Work to be completed –
Report the count of lines below that include "true", without any other text.

────

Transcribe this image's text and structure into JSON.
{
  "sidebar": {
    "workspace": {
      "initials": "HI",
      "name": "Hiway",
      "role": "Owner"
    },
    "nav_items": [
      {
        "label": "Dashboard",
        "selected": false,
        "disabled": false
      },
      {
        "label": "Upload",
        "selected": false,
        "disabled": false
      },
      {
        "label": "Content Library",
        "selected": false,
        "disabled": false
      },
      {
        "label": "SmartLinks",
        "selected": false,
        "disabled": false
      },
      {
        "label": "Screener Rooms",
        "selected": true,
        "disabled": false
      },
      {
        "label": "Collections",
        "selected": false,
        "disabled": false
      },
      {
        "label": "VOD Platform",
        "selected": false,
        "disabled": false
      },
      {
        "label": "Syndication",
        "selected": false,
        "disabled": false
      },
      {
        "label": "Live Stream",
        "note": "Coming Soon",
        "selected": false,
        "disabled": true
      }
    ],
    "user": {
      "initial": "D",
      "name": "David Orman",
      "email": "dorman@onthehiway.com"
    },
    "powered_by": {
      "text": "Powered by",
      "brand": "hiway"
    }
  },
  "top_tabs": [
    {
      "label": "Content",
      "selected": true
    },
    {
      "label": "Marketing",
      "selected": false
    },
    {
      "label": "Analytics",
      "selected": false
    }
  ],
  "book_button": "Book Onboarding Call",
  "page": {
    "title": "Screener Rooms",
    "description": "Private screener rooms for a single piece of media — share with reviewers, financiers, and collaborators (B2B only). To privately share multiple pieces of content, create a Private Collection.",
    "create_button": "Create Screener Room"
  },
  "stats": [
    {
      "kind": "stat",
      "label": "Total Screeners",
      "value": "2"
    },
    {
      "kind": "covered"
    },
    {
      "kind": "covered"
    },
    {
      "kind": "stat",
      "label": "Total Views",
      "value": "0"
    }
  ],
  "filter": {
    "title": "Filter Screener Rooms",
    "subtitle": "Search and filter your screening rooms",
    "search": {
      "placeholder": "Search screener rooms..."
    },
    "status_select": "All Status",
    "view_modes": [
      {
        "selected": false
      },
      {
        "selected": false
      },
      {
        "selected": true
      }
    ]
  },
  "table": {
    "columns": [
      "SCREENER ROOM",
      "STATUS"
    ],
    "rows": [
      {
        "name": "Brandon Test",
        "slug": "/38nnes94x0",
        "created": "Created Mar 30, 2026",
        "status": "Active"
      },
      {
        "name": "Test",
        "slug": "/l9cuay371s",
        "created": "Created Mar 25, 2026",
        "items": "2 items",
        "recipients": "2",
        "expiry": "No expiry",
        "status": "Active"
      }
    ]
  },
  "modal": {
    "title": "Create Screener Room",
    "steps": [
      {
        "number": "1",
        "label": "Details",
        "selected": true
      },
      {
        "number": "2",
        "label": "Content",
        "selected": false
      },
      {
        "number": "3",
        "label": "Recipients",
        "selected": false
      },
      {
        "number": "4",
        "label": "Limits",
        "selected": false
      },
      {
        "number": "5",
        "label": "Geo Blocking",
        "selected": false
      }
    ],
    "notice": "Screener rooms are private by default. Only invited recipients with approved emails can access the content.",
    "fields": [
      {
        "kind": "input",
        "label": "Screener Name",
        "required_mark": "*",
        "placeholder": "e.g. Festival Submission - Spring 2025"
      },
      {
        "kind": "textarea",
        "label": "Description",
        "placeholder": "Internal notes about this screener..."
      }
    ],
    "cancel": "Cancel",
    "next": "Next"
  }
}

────

Answer to this task –
5